**Exercise objective:** Below are the records; copy every line in them that holds the string "content".

**Data:**
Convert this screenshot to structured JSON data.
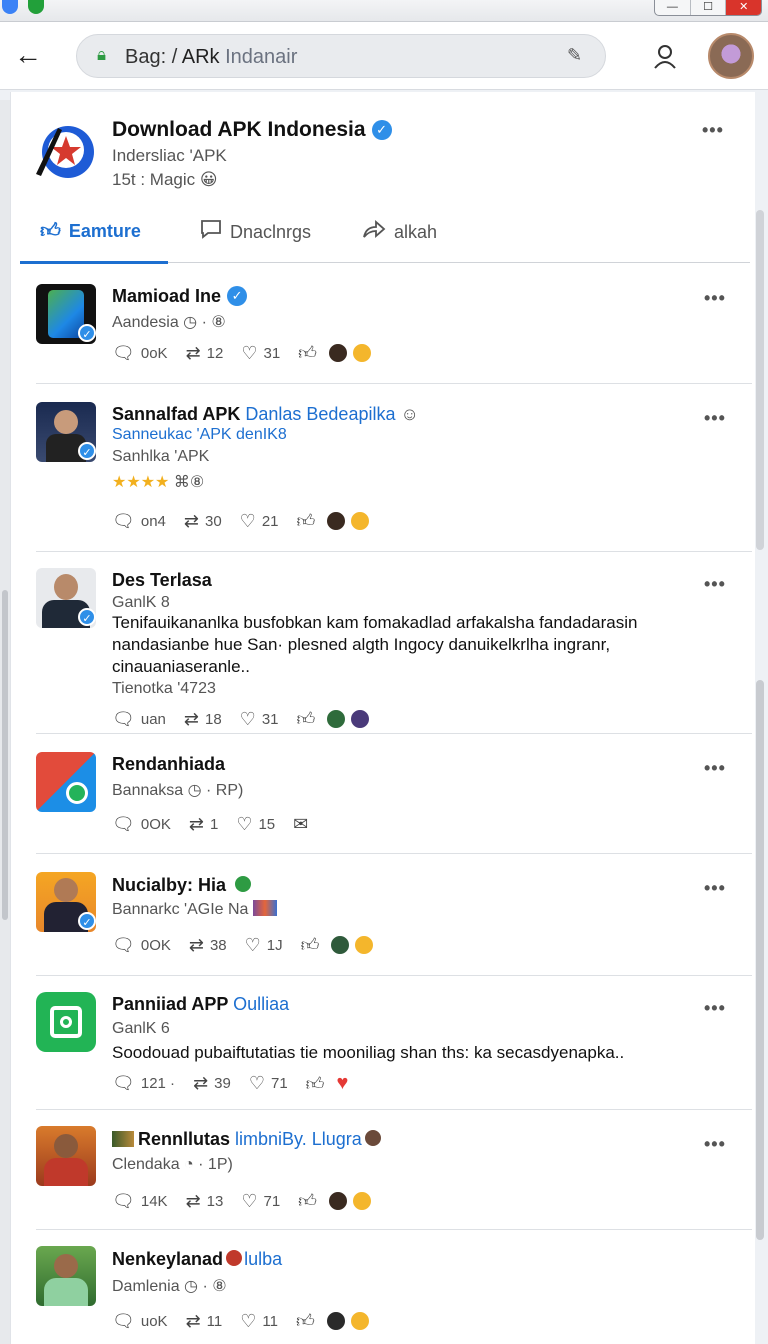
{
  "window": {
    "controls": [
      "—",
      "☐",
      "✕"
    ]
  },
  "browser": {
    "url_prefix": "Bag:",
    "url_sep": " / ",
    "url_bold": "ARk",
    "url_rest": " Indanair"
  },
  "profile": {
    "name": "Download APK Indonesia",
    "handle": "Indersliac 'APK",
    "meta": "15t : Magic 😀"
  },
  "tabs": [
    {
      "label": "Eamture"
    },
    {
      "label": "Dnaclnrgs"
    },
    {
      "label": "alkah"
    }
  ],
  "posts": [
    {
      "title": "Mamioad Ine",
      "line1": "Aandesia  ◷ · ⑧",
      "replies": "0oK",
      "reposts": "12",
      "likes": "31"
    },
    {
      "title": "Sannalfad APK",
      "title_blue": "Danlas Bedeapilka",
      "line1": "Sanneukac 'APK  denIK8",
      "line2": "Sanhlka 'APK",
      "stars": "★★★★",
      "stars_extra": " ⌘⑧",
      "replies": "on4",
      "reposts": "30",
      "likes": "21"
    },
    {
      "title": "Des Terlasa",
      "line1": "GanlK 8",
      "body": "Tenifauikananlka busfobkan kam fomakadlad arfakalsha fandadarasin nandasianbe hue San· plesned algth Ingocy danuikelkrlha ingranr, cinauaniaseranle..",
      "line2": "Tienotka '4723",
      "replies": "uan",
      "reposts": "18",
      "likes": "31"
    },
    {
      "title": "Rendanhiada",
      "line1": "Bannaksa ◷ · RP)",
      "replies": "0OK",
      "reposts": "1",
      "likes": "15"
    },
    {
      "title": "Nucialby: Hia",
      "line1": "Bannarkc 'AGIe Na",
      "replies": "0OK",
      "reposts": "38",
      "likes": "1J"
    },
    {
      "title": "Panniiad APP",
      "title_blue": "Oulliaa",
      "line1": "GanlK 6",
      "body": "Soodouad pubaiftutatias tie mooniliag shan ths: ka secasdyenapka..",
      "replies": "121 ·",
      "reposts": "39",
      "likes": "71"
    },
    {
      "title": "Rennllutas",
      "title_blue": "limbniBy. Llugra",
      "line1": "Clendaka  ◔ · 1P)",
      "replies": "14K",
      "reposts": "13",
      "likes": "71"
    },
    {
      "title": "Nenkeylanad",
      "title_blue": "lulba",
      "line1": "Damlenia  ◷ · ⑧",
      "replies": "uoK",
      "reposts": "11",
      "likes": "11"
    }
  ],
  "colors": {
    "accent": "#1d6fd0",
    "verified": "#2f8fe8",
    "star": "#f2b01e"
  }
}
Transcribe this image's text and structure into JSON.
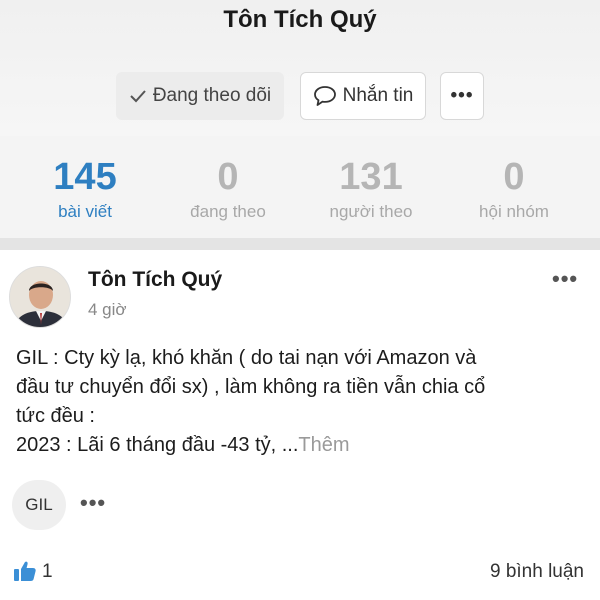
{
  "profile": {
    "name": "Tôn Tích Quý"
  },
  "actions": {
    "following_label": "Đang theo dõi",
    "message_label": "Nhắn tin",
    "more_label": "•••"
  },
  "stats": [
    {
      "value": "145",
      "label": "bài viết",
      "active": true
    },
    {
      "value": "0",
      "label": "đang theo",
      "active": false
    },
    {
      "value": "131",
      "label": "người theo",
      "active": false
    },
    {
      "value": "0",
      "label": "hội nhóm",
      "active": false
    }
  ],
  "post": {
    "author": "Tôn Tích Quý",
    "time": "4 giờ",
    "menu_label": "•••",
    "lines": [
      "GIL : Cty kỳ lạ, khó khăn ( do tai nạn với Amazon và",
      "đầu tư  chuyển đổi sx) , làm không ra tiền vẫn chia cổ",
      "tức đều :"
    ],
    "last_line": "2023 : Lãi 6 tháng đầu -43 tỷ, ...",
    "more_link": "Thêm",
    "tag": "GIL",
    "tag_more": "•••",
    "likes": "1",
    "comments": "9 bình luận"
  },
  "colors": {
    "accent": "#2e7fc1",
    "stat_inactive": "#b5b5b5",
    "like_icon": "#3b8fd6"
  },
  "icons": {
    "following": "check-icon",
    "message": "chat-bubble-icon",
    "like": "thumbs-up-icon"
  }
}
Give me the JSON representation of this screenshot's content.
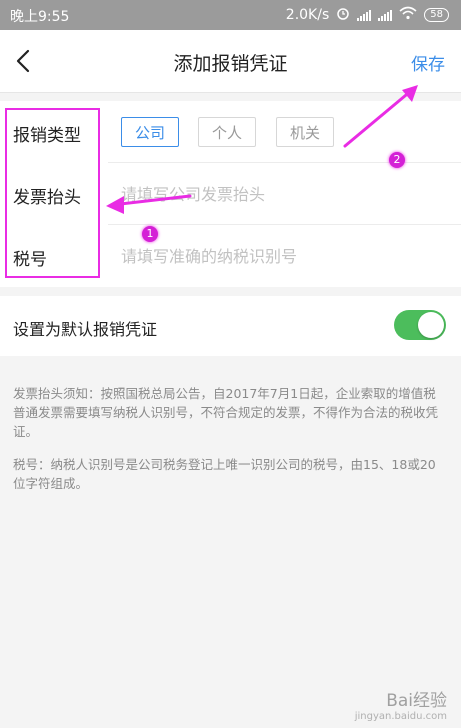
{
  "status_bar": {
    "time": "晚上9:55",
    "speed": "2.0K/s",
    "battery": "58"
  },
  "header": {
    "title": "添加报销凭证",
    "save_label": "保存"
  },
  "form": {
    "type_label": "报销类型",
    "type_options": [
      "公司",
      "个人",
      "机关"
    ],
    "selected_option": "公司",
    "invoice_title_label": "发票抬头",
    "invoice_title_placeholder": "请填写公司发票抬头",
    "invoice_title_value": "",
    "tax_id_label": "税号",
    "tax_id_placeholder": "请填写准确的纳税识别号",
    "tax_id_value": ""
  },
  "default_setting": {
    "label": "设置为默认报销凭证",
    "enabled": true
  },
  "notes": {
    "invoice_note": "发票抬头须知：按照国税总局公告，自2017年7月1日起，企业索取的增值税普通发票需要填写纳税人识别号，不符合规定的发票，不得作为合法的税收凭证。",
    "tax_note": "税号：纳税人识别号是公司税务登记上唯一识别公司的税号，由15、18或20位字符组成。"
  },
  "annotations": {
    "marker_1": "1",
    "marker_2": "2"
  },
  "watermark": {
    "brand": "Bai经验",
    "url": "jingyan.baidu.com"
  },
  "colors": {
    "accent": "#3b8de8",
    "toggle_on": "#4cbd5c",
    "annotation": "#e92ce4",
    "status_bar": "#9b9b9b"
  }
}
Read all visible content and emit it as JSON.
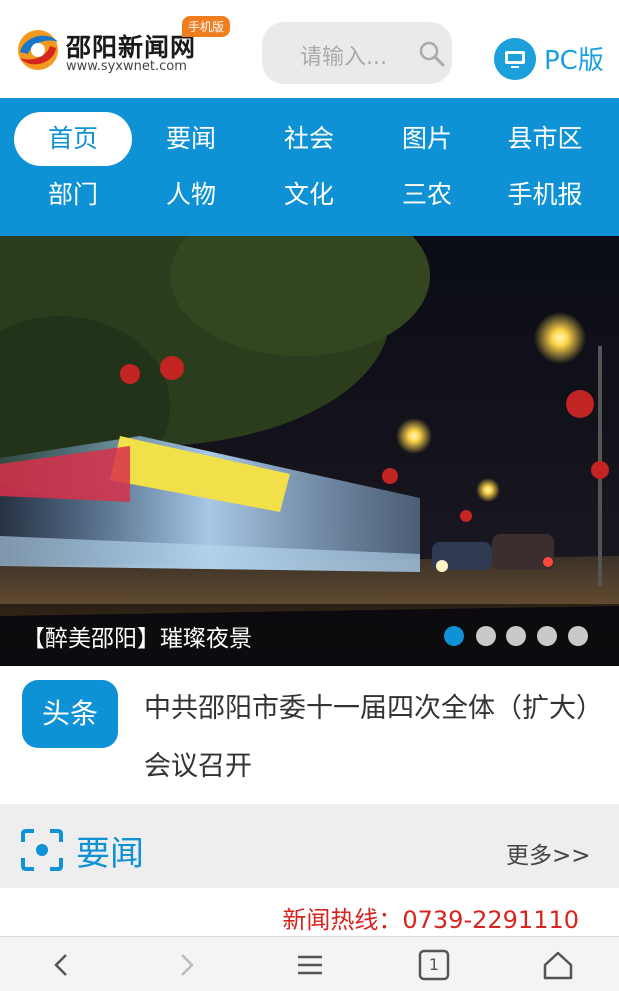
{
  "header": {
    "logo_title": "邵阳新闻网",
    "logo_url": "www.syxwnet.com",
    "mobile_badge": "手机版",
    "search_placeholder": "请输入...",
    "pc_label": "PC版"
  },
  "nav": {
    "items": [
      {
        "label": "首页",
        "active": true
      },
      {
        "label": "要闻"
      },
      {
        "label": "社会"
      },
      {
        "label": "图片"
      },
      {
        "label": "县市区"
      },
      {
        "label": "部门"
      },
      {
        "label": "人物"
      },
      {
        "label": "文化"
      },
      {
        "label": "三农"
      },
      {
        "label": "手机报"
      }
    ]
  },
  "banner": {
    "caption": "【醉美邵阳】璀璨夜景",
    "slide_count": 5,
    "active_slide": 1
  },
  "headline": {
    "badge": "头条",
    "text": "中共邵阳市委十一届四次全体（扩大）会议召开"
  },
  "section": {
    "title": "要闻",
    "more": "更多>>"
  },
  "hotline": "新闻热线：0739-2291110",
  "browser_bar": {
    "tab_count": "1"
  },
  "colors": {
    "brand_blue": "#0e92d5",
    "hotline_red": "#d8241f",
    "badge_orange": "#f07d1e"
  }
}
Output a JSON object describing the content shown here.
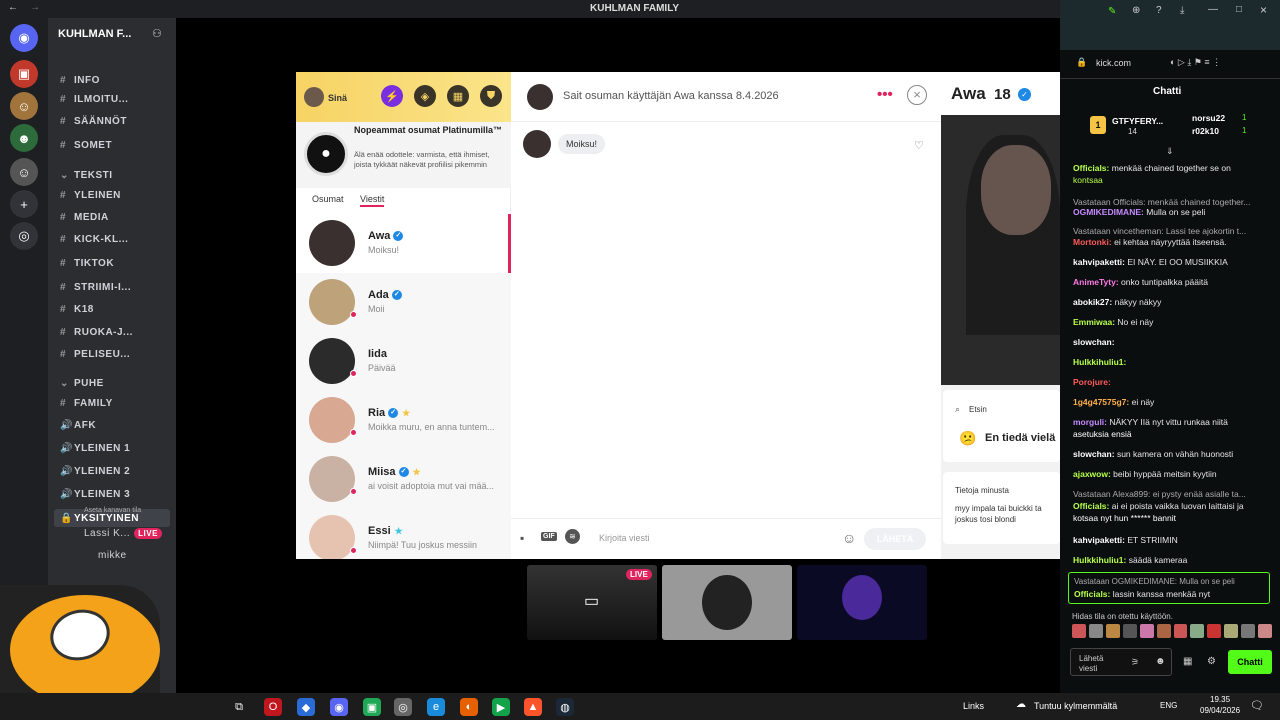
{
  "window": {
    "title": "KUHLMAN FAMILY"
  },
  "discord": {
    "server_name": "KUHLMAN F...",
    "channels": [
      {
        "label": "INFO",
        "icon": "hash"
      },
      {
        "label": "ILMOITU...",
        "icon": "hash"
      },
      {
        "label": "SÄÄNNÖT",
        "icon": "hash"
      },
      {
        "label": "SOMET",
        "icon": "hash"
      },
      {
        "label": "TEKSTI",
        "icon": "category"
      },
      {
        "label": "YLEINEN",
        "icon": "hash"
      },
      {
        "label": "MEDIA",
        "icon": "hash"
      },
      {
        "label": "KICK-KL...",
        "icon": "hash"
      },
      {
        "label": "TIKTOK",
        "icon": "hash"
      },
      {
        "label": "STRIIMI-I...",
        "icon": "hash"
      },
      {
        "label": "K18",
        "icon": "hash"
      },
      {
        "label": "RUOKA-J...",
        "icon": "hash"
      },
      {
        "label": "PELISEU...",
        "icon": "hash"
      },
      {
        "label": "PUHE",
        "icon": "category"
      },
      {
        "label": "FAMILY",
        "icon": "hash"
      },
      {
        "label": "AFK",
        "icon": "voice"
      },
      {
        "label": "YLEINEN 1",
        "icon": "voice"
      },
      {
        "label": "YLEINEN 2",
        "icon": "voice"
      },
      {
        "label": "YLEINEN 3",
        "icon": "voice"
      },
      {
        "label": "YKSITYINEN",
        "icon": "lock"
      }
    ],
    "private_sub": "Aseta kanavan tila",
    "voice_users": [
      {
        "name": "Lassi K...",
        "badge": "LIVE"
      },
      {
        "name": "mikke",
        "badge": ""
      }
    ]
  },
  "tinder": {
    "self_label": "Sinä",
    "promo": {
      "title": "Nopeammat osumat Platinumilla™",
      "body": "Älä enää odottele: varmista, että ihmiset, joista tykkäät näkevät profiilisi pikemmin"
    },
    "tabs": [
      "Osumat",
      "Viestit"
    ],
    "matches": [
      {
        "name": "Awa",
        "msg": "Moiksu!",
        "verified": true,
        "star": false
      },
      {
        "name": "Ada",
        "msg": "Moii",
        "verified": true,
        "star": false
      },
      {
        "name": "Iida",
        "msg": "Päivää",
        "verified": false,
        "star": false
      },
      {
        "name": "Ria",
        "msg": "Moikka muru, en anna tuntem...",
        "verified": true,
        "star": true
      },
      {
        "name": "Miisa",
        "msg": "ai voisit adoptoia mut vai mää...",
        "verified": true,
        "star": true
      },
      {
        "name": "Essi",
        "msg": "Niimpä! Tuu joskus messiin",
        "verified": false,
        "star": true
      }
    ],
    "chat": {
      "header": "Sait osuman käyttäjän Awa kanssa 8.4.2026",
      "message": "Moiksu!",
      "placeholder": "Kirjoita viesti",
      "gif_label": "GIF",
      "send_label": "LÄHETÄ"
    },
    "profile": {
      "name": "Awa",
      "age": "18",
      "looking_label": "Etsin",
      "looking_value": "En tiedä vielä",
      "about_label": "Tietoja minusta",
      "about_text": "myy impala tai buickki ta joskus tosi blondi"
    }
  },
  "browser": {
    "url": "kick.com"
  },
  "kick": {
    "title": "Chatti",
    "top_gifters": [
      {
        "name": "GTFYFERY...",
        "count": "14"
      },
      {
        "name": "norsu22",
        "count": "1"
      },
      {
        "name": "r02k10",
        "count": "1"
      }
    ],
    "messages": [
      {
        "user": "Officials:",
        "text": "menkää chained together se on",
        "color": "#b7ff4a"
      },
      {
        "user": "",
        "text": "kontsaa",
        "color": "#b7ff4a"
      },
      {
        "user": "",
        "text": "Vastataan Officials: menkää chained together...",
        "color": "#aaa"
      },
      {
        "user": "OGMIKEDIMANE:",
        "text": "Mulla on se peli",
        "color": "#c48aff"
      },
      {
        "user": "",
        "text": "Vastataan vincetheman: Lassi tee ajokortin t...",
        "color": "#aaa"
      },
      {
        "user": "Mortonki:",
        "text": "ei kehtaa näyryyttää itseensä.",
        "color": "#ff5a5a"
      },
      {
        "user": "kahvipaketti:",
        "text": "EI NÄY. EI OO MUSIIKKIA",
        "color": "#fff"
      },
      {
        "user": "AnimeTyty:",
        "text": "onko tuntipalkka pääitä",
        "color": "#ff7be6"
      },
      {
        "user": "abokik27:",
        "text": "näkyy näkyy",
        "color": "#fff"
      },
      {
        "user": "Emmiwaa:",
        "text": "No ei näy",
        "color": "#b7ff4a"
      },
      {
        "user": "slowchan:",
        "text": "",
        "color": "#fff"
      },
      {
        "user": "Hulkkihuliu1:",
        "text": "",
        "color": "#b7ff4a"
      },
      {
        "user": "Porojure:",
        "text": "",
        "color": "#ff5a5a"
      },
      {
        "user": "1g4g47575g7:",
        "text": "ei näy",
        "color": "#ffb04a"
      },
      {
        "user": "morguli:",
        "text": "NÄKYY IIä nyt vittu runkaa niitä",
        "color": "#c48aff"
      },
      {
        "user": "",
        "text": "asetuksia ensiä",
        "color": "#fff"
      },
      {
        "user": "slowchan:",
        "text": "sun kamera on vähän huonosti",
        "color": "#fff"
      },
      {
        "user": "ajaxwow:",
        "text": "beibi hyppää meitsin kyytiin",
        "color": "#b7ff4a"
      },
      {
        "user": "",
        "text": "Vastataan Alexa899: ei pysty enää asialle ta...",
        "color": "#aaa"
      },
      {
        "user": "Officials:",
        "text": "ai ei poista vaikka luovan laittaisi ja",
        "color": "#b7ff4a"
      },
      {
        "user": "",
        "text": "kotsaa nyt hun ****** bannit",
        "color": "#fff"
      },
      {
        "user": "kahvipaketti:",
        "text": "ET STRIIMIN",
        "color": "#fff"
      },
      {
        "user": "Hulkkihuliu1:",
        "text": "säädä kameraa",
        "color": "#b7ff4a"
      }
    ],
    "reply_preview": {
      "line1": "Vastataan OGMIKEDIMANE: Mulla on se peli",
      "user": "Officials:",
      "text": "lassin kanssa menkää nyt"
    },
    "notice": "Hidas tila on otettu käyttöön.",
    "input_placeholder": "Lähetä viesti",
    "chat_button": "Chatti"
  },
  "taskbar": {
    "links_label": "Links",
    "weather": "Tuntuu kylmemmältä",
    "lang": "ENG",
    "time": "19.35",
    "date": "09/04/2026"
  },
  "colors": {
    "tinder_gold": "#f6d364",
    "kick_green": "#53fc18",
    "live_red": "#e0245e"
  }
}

**Your response:**
Give me the JSON representation of this screenshot's content.
Read all visible content and emit it as JSON.
Output a JSON object describing the content shown here.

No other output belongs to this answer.